Another recent study by University of British Columbia researchers corroborates WWF’s findings, concluding that the biomass of predatory fish in the world’s oceans has declined by some two-thirds over the last 100 years, and the decline is accelerating, with 54 percent of it occurring in the last 40 years.
No doubt these changes are happening partly as a result of overfishing. According to the United Nation’s Food & Agriculture Organization (FAO), nearly 90 percent of the world’s marine fish stocks are either fully exploited, overexploited or depleted.
In the Rockaways, seine fishing, which uses a large fishing net called a seine, has led to the overfishing of a species of fish known as the Atlantic menhaden. Menhaden fish are popular for seine fishing because they can be used for fishmeal and fish-oil based products. Local anglers also use them as bait to catch larger fish that they can eat or sell.
Menhaden are, however, also a major food source for whales, dolphins and other large marine animals.
Last week, a bill co-sponsored by State Sen. Joseph P. Addabbo Jr. passed, prohibiting fishermen from catching the menhaden using a seine.
“Atlantic Menhaden have fallen victim to overfishing in the waters of the Rockaways,” Addabbo said in a statement. “We have seen a strong comeback of Menhaden in the waters off the Rockaways and Broad Channel in recent years thanks to the efforts of the Atlantic States Marine Fisheries Commission and the passage of this vital legislation will only continue that progress.”
Efforts to rein in the industry in the U.S. and elsewhere have led to more sustainable practices, but bad actors still ply deep sea waters with destructive trawlers and other gear which not only collect more fish than is sustainable but also inadvertently kill many other marine wildlife in the process.
There is some hope. Early results of efforts to essentially rope off certain parts of the ocean as “marine protected areas” (MPAs) to let marine wildlife recover are showing promise. A Center for Biological Diversity analysis of 31 marine wildlife populations found that habitat and other protections afforded them under the Endangered Species Act helped them rebound significantly, with three-quarters of endangered marine mammal and sea turtle species increasing population sizes accordingly.

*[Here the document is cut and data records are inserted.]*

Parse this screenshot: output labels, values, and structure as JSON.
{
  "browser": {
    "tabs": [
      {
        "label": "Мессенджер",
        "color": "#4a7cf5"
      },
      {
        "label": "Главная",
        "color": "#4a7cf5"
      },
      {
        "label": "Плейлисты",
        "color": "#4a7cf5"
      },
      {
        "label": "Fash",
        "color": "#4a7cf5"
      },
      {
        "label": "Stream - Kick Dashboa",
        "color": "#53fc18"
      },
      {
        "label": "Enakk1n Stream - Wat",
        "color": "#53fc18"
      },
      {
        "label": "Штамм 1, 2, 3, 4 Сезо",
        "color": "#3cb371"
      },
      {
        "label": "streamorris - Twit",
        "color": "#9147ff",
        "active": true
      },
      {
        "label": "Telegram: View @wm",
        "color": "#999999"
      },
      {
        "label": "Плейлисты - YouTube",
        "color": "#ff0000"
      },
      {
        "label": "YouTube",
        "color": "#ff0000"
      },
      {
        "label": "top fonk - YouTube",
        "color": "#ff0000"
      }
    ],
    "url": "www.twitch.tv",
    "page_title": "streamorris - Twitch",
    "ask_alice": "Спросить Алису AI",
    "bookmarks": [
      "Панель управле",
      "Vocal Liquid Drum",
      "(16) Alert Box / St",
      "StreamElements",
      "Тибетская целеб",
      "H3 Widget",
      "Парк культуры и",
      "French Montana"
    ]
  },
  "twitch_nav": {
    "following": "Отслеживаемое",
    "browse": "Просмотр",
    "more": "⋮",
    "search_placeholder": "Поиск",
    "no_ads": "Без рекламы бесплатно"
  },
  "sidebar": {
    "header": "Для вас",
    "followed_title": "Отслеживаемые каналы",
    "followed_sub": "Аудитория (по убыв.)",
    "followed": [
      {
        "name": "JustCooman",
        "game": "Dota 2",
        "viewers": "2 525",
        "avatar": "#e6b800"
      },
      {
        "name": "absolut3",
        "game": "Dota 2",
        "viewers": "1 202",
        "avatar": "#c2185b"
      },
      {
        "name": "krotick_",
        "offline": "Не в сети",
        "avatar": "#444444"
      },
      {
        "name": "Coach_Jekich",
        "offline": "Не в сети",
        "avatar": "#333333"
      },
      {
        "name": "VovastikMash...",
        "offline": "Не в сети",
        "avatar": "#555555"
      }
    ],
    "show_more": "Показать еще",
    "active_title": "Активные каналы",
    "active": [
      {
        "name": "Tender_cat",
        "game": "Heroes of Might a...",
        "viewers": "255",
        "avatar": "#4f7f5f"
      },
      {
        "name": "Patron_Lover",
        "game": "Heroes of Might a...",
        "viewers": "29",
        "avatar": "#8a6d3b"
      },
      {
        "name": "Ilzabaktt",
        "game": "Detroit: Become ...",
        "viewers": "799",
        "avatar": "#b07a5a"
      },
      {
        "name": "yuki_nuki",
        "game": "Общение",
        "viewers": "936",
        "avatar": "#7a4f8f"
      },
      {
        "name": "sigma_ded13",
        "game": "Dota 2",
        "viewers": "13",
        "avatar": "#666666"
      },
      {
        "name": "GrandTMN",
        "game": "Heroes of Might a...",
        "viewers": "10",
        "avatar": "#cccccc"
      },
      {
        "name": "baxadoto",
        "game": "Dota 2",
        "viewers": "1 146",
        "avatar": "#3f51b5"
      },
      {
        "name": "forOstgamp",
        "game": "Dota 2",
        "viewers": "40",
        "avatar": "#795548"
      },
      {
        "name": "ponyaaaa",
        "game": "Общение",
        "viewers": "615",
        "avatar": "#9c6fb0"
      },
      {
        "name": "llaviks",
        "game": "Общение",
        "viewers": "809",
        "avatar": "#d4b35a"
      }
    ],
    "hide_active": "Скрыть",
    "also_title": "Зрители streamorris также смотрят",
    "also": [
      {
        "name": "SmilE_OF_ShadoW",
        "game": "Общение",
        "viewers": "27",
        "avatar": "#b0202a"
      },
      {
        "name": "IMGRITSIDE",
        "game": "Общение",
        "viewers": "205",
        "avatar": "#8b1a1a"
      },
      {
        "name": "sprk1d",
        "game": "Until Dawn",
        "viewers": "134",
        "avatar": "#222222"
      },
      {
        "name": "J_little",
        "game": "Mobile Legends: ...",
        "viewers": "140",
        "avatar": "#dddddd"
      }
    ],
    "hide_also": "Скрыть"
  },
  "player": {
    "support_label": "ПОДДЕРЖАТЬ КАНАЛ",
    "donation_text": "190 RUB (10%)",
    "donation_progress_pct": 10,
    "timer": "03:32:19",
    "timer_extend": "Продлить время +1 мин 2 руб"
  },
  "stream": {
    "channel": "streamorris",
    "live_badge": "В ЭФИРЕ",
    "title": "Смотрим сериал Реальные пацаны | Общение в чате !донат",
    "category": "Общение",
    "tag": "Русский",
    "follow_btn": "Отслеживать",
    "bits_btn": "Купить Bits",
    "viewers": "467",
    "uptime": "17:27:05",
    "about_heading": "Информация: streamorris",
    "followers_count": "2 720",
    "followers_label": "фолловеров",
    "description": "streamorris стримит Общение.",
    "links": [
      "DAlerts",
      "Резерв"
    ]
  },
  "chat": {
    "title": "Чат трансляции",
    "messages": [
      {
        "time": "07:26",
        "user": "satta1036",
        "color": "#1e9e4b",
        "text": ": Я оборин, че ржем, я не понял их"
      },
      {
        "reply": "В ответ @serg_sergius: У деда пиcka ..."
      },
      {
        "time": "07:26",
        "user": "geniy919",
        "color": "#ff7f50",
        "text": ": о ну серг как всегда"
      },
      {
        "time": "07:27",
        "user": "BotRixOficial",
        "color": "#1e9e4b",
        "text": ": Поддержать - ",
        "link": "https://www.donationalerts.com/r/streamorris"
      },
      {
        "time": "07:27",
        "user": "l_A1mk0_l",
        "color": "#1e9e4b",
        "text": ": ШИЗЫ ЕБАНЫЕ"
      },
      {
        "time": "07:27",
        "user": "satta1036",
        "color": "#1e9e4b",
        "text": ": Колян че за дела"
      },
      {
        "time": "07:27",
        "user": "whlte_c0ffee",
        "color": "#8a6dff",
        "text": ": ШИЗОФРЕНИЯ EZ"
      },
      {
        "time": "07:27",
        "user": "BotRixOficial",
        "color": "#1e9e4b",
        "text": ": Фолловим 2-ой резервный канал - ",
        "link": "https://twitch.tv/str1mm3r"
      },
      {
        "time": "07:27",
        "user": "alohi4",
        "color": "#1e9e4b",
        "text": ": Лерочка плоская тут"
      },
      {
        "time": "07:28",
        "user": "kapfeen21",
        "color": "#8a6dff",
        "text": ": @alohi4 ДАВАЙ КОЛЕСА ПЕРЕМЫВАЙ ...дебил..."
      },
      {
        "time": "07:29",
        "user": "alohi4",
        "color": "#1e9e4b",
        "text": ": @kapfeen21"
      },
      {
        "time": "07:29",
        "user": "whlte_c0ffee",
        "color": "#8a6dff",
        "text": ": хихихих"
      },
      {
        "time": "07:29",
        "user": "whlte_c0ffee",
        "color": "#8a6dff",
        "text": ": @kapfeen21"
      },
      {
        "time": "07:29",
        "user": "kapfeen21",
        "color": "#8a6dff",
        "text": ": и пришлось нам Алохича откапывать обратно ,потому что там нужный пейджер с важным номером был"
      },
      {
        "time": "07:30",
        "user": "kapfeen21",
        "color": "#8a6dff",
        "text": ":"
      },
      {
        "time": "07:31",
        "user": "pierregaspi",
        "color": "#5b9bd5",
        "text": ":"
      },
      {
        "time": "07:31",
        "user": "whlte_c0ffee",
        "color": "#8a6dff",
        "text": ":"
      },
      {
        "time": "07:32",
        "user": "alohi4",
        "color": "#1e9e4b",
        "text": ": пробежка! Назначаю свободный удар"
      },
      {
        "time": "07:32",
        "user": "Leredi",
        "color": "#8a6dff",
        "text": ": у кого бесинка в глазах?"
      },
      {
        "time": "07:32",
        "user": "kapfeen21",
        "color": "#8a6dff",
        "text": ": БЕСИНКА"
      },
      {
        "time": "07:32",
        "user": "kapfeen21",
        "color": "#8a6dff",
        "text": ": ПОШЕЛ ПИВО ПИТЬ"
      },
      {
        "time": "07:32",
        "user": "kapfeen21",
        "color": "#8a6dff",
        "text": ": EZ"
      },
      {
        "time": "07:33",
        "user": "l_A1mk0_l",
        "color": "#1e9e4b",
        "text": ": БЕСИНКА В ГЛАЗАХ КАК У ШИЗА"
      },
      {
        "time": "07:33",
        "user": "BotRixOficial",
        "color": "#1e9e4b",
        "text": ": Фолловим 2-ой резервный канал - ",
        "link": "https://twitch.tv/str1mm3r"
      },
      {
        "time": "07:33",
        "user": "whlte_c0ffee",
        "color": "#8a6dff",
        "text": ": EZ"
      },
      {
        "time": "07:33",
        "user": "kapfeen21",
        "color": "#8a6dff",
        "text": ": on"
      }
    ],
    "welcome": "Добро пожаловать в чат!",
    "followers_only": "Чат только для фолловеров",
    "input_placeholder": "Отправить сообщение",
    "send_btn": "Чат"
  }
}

“The Endangered Species Act not only saved whales, sea turtles, sea otters and manatees from extinction, it dramatically increased their population numbers, putting them solidly on the road to full recovery,” saif the Center for Biological Diversity’s Shaye Wolf. “Humans often destroy marine ecosystems, but our study shows that with strong laws and careful stewardship, we can also restore them, causing wildlife numbers to surge.”
Another way to stop or slow the overexploitation of marine resources would be to end the approximately $20 billion in yearly subsidies for harmful fisheries that encourage destructive practices. The World Trade Organization has pledged to set new targets by mid-2019 that would require member nations to reroute any such subsidies toward investments in sustainable fisheries, aquaculture and coastal community development to reduce pressure on fish stocks. But even if such a drastic restructuring of the fisheries economy takes place, environmental leaders worry it may be too little too late.
Additional reporting by Jonathan Sperling.